As Betazoid’s ambassador, it’s only fitting that Lwaxana Troi would show up, much to the chagrin of the captain. However, no one is expecting the omnipotent being known only as Q to show up, and the crew of the Enterprise is understandably distressed at his arrival. Lwaxana, however, is incredibly intrigued and drawn to Q, and pursues a romantic relationship with him, even as her daughter, Counselor Deanna Troi, does everything in her power to stop her mother from committing what she sees as a devastating mistake.
Q-in-Law was definitely an enjoyable story and one that would have been fun to watch on screen. Unfortunately, my expectations may have been set too high, and I was overall disappointed by the story.
Author Peter David did a wonderful job of capturing the personality and charm of all of the characters we’re familiar with and creating new intriguing characters in the members of the Tizarin. As I had expected, Lwaxana was easily my favorite part of the story, and she exhibited a feisty-ness not even rivaled by her character’s televised stories.

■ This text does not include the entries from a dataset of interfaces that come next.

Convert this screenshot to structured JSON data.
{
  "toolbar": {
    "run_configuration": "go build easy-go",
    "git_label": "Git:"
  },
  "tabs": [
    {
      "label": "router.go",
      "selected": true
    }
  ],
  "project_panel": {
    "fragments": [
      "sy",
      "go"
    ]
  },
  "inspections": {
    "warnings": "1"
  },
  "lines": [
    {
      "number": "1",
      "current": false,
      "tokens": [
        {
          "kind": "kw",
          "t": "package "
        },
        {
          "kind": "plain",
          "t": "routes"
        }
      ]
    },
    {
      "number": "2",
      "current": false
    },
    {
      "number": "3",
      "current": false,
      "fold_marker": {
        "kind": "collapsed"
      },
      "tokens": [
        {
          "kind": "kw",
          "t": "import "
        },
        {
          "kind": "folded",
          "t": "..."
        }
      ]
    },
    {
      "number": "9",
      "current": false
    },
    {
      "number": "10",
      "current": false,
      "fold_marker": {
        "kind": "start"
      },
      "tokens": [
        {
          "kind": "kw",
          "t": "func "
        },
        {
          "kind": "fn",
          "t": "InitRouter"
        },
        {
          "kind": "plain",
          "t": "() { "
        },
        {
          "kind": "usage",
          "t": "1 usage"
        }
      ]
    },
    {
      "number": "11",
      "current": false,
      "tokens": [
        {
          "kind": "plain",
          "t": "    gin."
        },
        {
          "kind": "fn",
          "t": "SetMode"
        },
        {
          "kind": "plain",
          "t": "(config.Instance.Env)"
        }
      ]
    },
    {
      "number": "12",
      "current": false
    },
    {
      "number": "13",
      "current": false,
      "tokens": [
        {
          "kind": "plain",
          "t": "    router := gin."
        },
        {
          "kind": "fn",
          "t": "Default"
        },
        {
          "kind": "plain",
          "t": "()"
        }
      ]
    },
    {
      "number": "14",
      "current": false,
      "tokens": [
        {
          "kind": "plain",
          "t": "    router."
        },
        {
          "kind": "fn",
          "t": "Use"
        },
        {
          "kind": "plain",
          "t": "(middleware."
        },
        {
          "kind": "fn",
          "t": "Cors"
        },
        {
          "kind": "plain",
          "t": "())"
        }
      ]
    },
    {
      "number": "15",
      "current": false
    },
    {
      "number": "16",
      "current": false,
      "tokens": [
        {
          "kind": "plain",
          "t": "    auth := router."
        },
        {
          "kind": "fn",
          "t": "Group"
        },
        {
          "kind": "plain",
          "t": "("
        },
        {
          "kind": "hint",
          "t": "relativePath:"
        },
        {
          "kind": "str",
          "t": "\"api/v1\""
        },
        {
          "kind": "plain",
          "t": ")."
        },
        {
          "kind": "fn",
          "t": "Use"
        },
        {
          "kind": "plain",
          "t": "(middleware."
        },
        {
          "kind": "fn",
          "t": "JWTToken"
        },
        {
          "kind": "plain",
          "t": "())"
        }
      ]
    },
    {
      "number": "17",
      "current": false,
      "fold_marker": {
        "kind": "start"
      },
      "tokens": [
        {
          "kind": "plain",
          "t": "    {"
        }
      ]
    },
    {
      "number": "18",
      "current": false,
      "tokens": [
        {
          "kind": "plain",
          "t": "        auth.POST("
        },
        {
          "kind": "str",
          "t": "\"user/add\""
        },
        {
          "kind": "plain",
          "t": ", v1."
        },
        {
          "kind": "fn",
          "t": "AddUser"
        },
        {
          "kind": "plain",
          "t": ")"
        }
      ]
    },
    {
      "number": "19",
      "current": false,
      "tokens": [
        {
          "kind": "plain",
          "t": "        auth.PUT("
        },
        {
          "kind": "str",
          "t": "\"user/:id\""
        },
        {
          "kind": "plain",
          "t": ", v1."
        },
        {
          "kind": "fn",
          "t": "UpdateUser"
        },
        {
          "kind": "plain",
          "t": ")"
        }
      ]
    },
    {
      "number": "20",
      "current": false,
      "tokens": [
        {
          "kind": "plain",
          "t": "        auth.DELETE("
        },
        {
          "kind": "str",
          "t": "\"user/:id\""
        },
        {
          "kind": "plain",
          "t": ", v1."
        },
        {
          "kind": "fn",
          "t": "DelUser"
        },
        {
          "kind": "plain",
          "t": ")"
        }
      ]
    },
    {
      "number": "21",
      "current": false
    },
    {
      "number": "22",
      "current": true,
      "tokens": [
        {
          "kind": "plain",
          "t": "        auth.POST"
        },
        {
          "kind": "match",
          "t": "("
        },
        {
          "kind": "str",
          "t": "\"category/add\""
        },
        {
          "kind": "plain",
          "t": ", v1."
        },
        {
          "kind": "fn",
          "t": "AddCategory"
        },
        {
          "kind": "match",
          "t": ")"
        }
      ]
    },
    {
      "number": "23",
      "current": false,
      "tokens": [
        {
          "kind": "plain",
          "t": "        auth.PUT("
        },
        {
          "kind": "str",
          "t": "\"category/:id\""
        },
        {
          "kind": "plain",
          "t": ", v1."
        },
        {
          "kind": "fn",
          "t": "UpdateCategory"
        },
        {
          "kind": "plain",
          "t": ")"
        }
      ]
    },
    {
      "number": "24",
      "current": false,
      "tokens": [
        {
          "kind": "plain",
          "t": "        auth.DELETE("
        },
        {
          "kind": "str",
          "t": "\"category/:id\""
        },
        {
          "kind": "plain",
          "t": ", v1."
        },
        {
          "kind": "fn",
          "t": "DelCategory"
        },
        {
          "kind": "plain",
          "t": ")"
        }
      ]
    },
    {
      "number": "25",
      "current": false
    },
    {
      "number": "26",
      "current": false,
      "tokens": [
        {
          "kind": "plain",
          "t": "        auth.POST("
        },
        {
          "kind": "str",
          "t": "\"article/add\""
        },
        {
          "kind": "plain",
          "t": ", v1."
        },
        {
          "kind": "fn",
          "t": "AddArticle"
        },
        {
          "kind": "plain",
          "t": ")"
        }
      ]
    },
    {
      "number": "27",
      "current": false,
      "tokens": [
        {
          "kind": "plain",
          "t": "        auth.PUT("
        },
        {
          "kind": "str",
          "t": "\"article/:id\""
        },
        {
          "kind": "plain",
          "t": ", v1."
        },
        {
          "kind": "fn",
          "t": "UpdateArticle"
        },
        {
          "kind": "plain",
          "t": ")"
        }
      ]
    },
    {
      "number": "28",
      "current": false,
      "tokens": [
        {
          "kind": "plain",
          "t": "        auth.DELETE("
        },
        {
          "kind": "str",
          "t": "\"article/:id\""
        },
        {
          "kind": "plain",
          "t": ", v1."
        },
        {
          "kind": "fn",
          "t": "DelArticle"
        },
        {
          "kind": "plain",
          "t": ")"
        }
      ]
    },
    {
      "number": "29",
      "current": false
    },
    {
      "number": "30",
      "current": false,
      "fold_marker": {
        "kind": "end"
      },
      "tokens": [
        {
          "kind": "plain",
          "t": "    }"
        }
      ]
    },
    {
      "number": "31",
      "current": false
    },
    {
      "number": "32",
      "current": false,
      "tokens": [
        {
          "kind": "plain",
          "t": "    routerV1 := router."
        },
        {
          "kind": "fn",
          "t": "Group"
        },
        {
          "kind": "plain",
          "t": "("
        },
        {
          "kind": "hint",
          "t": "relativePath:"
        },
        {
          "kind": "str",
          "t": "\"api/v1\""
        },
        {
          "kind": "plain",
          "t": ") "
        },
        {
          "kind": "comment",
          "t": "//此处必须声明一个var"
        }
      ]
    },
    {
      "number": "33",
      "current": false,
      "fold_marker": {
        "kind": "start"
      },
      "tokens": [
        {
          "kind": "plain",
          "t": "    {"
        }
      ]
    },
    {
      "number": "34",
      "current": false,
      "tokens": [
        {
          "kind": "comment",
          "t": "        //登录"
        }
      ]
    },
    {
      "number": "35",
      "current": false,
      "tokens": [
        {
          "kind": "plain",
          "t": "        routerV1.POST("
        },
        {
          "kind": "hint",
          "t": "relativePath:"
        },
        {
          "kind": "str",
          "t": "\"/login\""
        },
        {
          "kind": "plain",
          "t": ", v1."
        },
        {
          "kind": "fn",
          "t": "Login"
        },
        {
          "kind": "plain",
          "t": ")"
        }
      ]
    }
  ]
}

My biggest disappointment in the novel was the entire side story involving Wesley Crusher, who is one of only two Star Trek: The Next Generation characters who I could easily do without (the other being Tasha Yar and every other character she played). I was so annoyed by Wesley’s side story about receiving what was essentially a sex slave to please him that it definitely took away a great deal of my enjoyment.
Am I happy that I read it? Absolutely. Getting even a little bit more Lwaxana was worth dealing with a far too drawn out Wesley story. Will I read it again? Probably not.